The ban treaty went into force in January 2021, but has not gained the support of any nuclear-armed nations.
Supporters of the ban treaty also expressed concern that the risk of the use of nuclear weapons in the world today remained high, "and the possibility of the catastrophic humanitarian impact ... is looming ominously over us."
"We are dismayed that this very fact has been used at the NPT review conference deliberations as reason against the urgently needed progress on nuclear disarmament, and to uphold an approach to security based on the fallacy of nuclear deterrence. This approach relies on the threat of the actual use of nuclear weapons and, hence, the risks of the destruction of countless lives, of societies, of nations, and of inflicting global catastrophic consequences," the statement said.
"We are adamant that the existence of nuclear weapons and nuclear deterrence doctrines diminish and threaten the security of all states; indeed, they threaten our very survival," it added.
Elsewhere, the executive committee of the Conference of European Justice and Peace Commissions in Brussels was among Catholic Church-connected organizations expressing concern that the review conference ended without a consensus document.
Committee members in an Aug. 31 statement observed that "the world seems to have regressed into a new Cold War dynamic" because of Russia's war with Ukraine.
"Eroding respect for the principles of international law, including arms control agreements, undermines trust within the international community. Along with renewed strategic rivalry among nuclear powers and evolving technologies, this makes the scenario of an international or accidental nuclear detonation very real," the statement said.
Steadfast nuclear disarmament advocates were critical of the lack of consensus, saying it was business as usual orchestrated by the nations that have nuclear weapons, including the United States and Russia.
"It was very disappointing, but honestly not very surprising," Mary Yelenick, Pax Christi International's main representative at the U.N., told CNS.
She said that the U.S. and other nations "are using the Russian invasion of Ukraine as an excuse to say whatever it is they want to say," adding that concerns about "the specter of nuclear conflagration" are being ignored.
In response, non-nuclear nations and nongovernmental organizations advocating the disarmament will place greater emphasis on building support for the ban treaty to pressure the world's nuclear powers to dismantle their highly destructive arsenals.
Nick Mele, a consultant on nuclear disarmament to Pax Christi USA, echoed Yelenick, saying, "posturing" by the nuclear-armed nations in the months leading to the conference was aimed at upholding the status quo.
"What we saw was, in one sense, kind of the proof that the nuclear armed states are not interested in disarmament as a group," said Mele, who formerly worked for the U.S. Information Agency in East Asia and Africa.
Both Pax Christi disarmament advocates called for grassroots organizing and education to build momentum to enforce the ban treaty.
The next NPT review conference is scheduled for 2026 and preparations for it will begin next year.
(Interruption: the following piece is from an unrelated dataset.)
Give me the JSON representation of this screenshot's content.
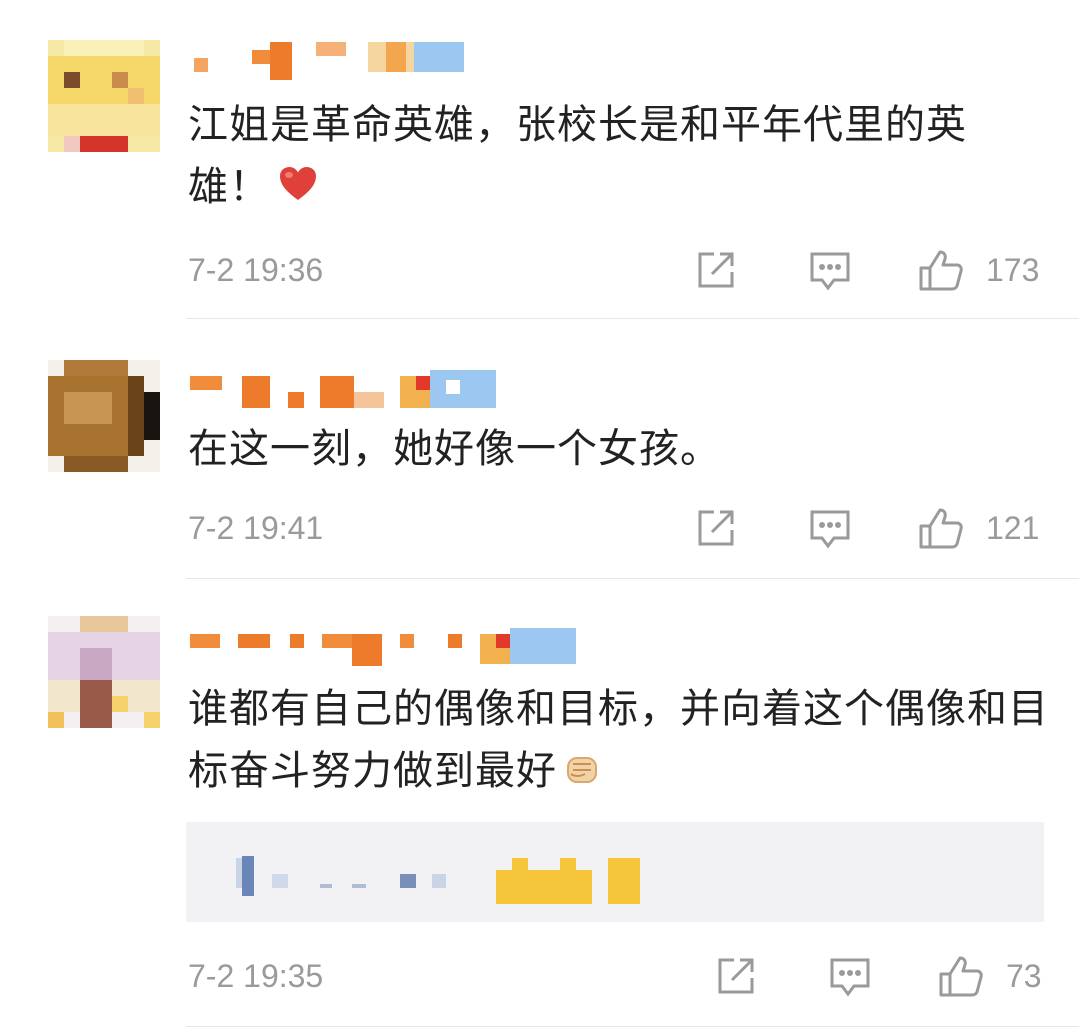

Cusimano Love said that the short turn around means the momentum to achieve the NPT's goal of shrinking, and eventually eliminating, nuclear arsenals worldwide will build.
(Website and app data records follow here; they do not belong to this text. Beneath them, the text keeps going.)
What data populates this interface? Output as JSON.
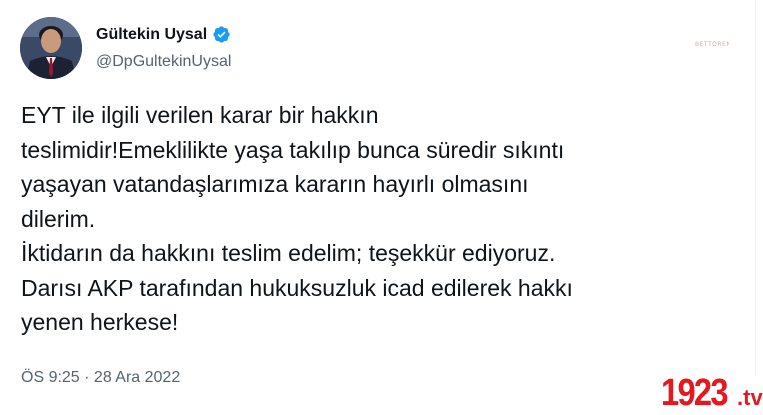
{
  "tweet": {
    "author": {
      "display_name": "Gültekin Uysal",
      "handle": "@DpGultekinUysal",
      "verified": true,
      "verified_color": "#1d9bf0"
    },
    "lines": [
      "EYT ile ilgili verilen karar bir hakkın",
      "teslimidir!Emeklilikte yaşa takılıp bunca süredir sıkıntı",
      "yaşayan vatandaşlarımıza kararın hayırlı olmasını",
      "dilerim.",
      "İktidarın da hakkını teslim edelim; teşekkür ediyoruz.",
      "Darısı AKP tarafından hukuksuzluk icad edilerek hakkı",
      "yenen herkese!"
    ],
    "timestamp": "ÖS 9:25 · 28 Ara 2022"
  },
  "watermark": {
    "small_text": "BETTORENK",
    "logo_number": "1923",
    "logo_suffix": ".tv",
    "logo_color": "#e3191f"
  }
}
Cusimano Love explained that a meeting in Vienna in June of the states that signed the ban treaty developed a 50-point action plan with a timeline that can build toward the eventual elimination of nuclear weapons. Such a step -- with specific goals and a timeline -- was being discussed by delegations disappointed by the outcome of this year's nonproliferation treaty review conference, she said.
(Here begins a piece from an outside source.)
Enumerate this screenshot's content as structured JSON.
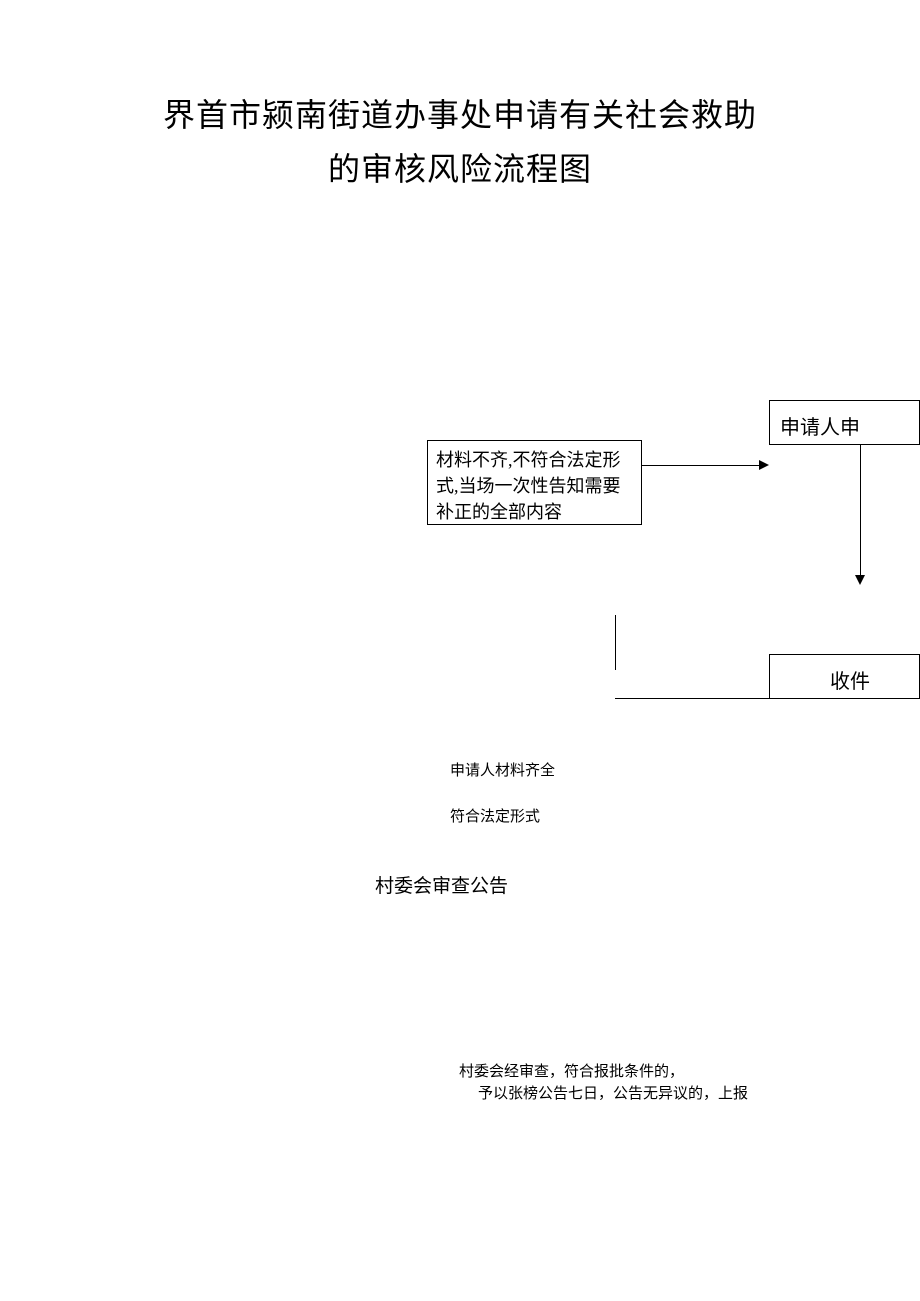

"Over time," she said, "it has a positive effect as it puts new ideas out there and it brings some pressure both internal in some countries and external in some countries to make greater progress on the goals of the NPT."